WORK ORDER - Search the data below for "value"; list each line that holds it.

--- DATASET CONTENT Enclosed Below ---

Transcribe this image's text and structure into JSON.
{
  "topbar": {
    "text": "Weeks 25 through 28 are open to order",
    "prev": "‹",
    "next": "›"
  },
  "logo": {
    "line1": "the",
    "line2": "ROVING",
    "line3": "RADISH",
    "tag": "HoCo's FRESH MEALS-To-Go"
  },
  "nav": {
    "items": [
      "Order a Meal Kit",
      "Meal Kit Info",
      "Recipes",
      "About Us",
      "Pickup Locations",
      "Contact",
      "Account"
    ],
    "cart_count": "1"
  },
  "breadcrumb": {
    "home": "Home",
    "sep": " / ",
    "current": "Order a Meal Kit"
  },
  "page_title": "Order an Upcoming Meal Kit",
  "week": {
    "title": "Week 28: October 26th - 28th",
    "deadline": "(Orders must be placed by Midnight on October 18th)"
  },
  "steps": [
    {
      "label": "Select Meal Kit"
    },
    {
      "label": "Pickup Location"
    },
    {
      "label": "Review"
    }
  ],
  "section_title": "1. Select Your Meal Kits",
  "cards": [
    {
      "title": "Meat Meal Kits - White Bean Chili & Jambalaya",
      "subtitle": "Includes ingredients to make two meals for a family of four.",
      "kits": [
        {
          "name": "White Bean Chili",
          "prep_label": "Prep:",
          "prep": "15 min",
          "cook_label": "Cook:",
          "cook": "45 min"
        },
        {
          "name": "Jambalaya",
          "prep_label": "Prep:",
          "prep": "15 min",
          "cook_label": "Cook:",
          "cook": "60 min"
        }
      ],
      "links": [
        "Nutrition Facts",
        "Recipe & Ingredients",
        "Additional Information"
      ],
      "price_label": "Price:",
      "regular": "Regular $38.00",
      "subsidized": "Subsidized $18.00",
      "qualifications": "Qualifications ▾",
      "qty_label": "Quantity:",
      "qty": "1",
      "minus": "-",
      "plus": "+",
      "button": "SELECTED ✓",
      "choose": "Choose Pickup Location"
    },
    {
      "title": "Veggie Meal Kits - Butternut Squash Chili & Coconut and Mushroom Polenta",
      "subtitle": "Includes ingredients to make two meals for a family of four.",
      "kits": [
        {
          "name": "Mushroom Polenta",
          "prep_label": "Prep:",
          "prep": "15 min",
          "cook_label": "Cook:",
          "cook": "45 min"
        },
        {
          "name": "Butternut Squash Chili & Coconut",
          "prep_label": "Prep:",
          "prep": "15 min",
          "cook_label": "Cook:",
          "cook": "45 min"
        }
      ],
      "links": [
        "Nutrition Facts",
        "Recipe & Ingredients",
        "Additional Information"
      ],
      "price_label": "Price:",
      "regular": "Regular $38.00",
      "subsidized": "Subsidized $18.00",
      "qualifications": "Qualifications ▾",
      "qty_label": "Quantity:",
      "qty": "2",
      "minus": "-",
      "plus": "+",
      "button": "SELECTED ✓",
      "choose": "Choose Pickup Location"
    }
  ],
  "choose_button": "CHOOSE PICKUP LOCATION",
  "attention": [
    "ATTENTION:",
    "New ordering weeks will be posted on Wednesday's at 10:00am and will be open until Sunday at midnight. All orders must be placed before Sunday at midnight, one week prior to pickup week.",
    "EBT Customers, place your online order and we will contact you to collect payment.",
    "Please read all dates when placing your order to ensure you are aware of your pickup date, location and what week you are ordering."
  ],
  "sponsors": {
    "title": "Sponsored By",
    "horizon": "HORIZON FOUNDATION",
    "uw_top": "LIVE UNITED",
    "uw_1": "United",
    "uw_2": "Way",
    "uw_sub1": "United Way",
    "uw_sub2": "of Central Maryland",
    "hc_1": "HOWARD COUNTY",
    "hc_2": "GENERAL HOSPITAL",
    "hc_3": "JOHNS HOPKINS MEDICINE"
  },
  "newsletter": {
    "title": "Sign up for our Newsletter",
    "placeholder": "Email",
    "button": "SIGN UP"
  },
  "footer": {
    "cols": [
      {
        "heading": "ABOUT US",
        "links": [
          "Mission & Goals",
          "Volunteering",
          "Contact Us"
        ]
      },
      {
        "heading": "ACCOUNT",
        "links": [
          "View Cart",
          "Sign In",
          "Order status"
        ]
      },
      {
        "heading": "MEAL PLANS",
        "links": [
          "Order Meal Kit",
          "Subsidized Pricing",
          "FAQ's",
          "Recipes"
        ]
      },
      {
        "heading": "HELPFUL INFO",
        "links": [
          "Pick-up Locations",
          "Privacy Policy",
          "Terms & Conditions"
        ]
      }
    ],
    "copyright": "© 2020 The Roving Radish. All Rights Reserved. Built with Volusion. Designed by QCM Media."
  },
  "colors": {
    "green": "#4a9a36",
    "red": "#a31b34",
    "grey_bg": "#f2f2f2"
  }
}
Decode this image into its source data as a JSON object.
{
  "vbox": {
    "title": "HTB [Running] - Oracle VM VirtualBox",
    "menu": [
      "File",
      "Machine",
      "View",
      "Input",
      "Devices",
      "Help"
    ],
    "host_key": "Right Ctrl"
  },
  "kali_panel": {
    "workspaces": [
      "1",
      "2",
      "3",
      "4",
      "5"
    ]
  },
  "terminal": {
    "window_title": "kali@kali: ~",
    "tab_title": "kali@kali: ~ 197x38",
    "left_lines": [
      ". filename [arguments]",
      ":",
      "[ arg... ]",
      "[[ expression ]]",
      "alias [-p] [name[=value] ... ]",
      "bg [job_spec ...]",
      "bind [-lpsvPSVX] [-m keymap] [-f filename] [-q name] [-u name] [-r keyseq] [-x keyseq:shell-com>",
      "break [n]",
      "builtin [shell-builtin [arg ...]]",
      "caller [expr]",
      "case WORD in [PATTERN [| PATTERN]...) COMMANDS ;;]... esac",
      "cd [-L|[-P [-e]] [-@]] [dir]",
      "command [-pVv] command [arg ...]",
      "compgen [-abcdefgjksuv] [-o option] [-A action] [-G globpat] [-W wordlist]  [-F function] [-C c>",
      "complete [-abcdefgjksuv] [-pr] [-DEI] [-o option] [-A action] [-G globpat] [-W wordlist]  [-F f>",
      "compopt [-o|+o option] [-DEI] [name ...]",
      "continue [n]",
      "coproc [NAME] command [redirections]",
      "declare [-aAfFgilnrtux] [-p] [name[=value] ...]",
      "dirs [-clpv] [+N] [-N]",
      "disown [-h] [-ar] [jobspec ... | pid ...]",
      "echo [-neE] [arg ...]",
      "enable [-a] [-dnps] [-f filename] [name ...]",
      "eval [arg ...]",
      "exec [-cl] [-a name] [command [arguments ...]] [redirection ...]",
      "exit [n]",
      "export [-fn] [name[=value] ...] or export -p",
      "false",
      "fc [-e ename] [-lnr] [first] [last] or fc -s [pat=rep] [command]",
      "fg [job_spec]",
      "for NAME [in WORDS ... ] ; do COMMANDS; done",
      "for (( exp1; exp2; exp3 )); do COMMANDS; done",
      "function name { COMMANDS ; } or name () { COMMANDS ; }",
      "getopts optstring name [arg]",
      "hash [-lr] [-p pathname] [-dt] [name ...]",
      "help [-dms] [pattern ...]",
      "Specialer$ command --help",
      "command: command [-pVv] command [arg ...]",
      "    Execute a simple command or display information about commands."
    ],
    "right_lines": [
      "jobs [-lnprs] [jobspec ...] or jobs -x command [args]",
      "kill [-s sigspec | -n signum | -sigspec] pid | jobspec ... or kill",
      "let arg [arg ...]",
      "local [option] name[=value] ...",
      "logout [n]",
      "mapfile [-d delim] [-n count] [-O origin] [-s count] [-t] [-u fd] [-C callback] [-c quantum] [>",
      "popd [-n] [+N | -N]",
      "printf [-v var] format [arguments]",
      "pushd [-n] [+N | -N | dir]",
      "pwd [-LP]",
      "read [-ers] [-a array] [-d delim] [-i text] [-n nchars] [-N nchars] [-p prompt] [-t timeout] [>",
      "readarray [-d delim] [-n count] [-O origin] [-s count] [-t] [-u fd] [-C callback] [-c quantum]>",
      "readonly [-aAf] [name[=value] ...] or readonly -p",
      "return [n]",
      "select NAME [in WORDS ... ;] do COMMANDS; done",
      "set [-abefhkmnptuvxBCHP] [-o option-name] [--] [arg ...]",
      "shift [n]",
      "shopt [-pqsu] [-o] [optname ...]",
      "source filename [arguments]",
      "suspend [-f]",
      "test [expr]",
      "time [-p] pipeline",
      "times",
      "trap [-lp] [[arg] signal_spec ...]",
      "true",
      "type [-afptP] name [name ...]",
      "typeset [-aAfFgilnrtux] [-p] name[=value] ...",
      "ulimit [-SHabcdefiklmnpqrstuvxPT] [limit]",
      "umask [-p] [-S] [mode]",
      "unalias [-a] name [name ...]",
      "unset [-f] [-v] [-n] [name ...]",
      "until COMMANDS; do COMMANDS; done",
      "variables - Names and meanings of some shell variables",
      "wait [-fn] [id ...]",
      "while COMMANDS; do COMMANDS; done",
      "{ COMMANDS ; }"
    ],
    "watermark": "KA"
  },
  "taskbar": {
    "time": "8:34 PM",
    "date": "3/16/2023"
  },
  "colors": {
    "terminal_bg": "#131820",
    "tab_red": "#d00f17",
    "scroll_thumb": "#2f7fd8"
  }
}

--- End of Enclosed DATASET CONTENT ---

EXPECTED ANSWER -
      "alias [-p] [name[=value] ... ]",
      "declare [-aAfFgilnrtux] [-p] [name[=value] ...]",
      "export [-fn] [name[=value] ...] or export -p",
      "local [option] name[=value] ...",
      "readonly [-aAf] [name[=value] ...] or readonly -p",
      "typeset [-aAfFgilnrtux] [-p] name[=value] ...",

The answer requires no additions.